WHAT YOU NEED TO DO: Set down every line of the data, unchanged and complete.

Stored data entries

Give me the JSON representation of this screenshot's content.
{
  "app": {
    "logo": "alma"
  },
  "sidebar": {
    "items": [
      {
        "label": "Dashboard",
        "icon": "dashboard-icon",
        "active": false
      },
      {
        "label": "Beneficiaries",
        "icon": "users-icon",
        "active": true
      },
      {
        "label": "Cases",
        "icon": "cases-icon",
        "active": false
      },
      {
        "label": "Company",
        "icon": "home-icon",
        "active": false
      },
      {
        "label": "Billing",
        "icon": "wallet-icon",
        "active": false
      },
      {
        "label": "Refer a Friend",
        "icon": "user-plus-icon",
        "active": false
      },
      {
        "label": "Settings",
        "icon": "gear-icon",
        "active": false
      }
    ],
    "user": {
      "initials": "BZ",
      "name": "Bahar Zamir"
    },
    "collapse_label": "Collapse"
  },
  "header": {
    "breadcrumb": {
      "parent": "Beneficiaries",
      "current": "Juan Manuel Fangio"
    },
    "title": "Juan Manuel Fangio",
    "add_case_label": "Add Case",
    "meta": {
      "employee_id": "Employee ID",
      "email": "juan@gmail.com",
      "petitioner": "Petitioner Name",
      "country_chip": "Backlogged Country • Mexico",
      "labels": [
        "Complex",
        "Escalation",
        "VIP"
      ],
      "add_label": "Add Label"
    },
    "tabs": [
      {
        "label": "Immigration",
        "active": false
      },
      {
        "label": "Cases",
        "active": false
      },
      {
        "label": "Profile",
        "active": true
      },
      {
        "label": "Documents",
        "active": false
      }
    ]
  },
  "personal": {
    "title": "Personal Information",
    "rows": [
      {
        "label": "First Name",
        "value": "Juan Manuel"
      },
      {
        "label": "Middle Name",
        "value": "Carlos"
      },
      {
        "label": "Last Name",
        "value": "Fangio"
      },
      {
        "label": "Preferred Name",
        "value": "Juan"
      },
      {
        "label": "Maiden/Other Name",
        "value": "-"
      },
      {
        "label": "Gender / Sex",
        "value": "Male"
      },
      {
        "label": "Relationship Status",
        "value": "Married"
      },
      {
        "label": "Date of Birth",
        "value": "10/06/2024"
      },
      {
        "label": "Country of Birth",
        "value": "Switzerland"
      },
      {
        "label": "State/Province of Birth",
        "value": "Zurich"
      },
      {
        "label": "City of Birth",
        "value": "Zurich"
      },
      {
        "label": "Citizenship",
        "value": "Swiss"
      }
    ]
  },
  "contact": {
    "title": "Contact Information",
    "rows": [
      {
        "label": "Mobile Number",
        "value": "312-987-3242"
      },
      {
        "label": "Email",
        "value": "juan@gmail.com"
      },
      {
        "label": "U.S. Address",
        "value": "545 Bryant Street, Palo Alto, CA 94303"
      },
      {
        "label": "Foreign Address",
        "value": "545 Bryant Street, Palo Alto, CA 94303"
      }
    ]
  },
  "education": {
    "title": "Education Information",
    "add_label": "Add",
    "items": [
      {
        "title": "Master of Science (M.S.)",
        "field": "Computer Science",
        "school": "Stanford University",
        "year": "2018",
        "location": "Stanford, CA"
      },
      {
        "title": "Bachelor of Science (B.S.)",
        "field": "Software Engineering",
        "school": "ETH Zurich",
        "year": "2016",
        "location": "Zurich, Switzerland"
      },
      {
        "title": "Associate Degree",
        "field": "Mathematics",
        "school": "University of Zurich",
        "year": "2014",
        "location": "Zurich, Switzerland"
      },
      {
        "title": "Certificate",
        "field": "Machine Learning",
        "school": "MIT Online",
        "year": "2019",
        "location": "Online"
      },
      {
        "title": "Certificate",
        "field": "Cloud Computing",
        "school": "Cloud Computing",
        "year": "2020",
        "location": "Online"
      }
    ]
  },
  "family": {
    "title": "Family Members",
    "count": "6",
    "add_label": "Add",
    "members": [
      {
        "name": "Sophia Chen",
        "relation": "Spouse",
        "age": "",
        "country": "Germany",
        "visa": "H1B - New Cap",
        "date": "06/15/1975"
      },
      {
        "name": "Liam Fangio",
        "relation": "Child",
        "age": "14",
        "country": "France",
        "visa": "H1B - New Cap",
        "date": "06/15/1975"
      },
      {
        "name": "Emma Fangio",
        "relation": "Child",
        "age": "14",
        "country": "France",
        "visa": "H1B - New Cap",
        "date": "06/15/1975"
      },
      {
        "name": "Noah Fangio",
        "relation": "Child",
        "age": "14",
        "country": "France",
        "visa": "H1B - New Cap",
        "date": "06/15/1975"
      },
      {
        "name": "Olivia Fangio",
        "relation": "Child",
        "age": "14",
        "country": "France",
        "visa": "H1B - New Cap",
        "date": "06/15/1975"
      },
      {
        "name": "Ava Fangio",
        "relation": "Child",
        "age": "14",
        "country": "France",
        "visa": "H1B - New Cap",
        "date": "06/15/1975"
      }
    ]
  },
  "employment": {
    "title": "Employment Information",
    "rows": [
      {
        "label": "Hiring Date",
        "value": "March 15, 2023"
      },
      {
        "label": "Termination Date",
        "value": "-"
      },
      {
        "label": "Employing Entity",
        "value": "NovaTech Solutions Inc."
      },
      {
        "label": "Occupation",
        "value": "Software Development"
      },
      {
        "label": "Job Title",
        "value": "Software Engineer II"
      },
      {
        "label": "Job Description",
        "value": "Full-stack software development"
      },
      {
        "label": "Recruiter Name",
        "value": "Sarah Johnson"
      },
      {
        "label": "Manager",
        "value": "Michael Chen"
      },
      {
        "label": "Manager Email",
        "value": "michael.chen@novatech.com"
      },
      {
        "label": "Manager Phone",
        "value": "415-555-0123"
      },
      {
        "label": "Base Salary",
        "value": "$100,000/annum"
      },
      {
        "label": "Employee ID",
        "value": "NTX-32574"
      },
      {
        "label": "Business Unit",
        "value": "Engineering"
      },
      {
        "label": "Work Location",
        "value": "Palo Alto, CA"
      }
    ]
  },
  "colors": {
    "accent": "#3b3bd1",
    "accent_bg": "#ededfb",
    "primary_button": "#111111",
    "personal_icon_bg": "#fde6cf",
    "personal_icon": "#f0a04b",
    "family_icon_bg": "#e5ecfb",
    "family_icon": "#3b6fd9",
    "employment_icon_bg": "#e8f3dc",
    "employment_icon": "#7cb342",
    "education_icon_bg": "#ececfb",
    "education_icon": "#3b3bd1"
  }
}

YOUR RESPONSE:
Give me the JSON representation of this screenshot's content.
{
  "app": {
    "logo": "alma"
  },
  "sidebar": {
    "items": [
      {
        "label": "Dashboard",
        "icon": "dashboard-icon",
        "active": false
      },
      {
        "label": "Beneficiaries",
        "icon": "users-icon",
        "active": true
      },
      {
        "label": "Cases",
        "icon": "cases-icon",
        "active": false
      },
      {
        "label": "Company",
        "icon": "home-icon",
        "active": false
      },
      {
        "label": "Billing",
        "icon": "wallet-icon",
        "active": false
      },
      {
        "label": "Refer a Friend",
        "icon": "user-plus-icon",
        "active": false
      },
      {
        "label": "Settings",
        "icon": "gear-icon",
        "active": false
      }
    ],
    "user": {
      "initials": "BZ",
      "name": "Bahar Zamir"
    },
    "collapse_label": "Collapse"
  },
  "header": {
    "breadcrumb": {
      "parent": "Beneficiaries",
      "current": "Juan Manuel Fangio"
    },
    "title": "Juan Manuel Fangio",
    "add_case_label": "Add Case",
    "meta": {
      "employee_id": "Employee ID",
      "email": "juan@gmail.com",
      "petitioner": "Petitioner Name",
      "country_chip": "Backlogged Country • Mexico",
      "labels": [
        "Complex",
        "Escalation",
        "VIP"
      ],
      "add_label": "Add Label"
    },
    "tabs": [
      {
        "label": "Immigration",
        "active": false
      },
      {
        "label": "Cases",
        "active": false
      },
      {
        "label": "Profile",
        "active": true
      },
      {
        "label": "Documents",
        "active": false
      }
    ]
  },
  "personal": {
    "title": "Personal Information",
    "rows": [
      {
        "label": "First Name",
        "value": "Juan Manuel"
      },
      {
        "label": "Middle Name",
        "value": "Carlos"
      },
      {
        "label": "Last Name",
        "value": "Fangio"
      },
      {
        "label": "Preferred Name",
        "value": "Juan"
      },
      {
        "label": "Maiden/Other Name",
        "value": "-"
      },
      {
        "label": "Gender / Sex",
        "value": "Male"
      },
      {
        "label": "Relationship Status",
        "value": "Married"
      },
      {
        "label": "Date of Birth",
        "value": "10/06/2024"
      },
      {
        "label": "Country of Birth",
        "value": "Switzerland"
      },
      {
        "label": "State/Province of Birth",
        "value": "Zurich"
      },
      {
        "label": "City of Birth",
        "value": "Zurich"
      },
      {
        "label": "Citizenship",
        "value": "Swiss"
      }
    ]
  },
  "contact": {
    "title": "Contact Information",
    "rows": [
      {
        "label": "Mobile Number",
        "value": "312-987-3242"
      },
      {
        "label": "Email",
        "value": "juan@gmail.com"
      },
      {
        "label": "U.S. Address",
        "value": "545 Bryant Street, Palo Alto, CA 94303"
      },
      {
        "label": "Foreign Address",
        "value": "545 Bryant Street, Palo Alto, CA 94303"
      }
    ]
  },
  "education": {
    "title": "Education Information",
    "add_label": "Add",
    "items": [
      {
        "title": "Master of Science (M.S.)",
        "field": "Computer Science",
        "school": "Stanford University",
        "year": "2018",
        "location": "Stanford, CA"
      },
      {
        "title": "Bachelor of Science (B.S.)",
        "field": "Software Engineering",
        "school": "ETH Zurich",
        "year": "2016",
        "location": "Zurich, Switzerland"
      },
      {
        "title": "Associate Degree",
        "field": "Mathematics",
        "school": "University of Zurich",
        "year": "2014",
        "location": "Zurich, Switzerland"
      },
      {
        "title": "Certificate",
        "field": "Machine Learning",
        "school": "MIT Online",
        "year": "2019",
        "location": "Online"
      },
      {
        "title": "Certificate",
        "field": "Cloud Computing",
        "school": "Cloud Computing",
        "year": "2020",
        "location": "Online"
      }
    ]
  },
  "family": {
    "title": "Family Members",
    "count": "6",
    "add_label": "Add",
    "members": [
      {
        "name": "Sophia Chen",
        "relation": "Spouse",
        "age": "",
        "country": "Germany",
        "visa": "H1B - New Cap",
        "date": "06/15/1975"
      },
      {
        "name": "Liam Fangio",
        "relation": "Child",
        "age": "14",
        "country": "France",
        "visa": "H1B - New Cap",
        "date": "06/15/1975"
      },
      {
        "name": "Emma Fangio",
        "relation": "Child",
        "age": "14",
        "country": "France",
        "visa": "H1B - New Cap",
        "date": "06/15/1975"
      },
      {
        "name": "Noah Fangio",
        "relation": "Child",
        "age": "14",
        "country": "France",
        "visa": "H1B - New Cap",
        "date": "06/15/1975"
      },
      {
        "name": "Olivia Fangio",
        "relation": "Child",
        "age": "14",
        "country": "France",
        "visa": "H1B - New Cap",
        "date": "06/15/1975"
      },
      {
        "name": "Ava Fangio",
        "relation": "Child",
        "age": "14",
        "country": "France",
        "visa": "H1B - New Cap",
        "date": "06/15/1975"
      }
    ]
  },
  "employment": {
    "title": "Employment Information",
    "rows": [
      {
        "label": "Hiring Date",
        "value": "March 15, 2023"
      },
      {
        "label": "Termination Date",
        "value": "-"
      },
      {
        "label": "Employing Entity",
        "value": "NovaTech Solutions Inc."
      },
      {
        "label": "Occupation",
        "value": "Software Development"
      },
      {
        "label": "Job Title",
        "value": "Software Engineer II"
      },
      {
        "label": "Job Description",
        "value": "Full-stack software development"
      },
      {
        "label": "Recruiter Name",
        "value": "Sarah Johnson"
      },
      {
        "label": "Manager",
        "value": "Michael Chen"
      },
      {
        "label": "Manager Email",
        "value": "michael.chen@novatech.com"
      },
      {
        "label": "Manager Phone",
        "value": "415-555-0123"
      },
      {
        "label": "Base Salary",
        "value": "$100,000/annum"
      },
      {
        "label": "Employee ID",
        "value": "NTX-32574"
      },
      {
        "label": "Business Unit",
        "value": "Engineering"
      },
      {
        "label": "Work Location",
        "value": "Palo Alto, CA"
      }
    ]
  },
  "colors": {
    "accent": "#3b3bd1",
    "accent_bg": "#ededfb",
    "primary_button": "#111111",
    "personal_icon_bg": "#fde6cf",
    "personal_icon": "#f0a04b",
    "family_icon_bg": "#e5ecfb",
    "family_icon": "#3b6fd9",
    "employment_icon_bg": "#e8f3dc",
    "employment_icon": "#7cb342",
    "education_icon_bg": "#ececfb",
    "education_icon": "#3b3bd1"
  }
}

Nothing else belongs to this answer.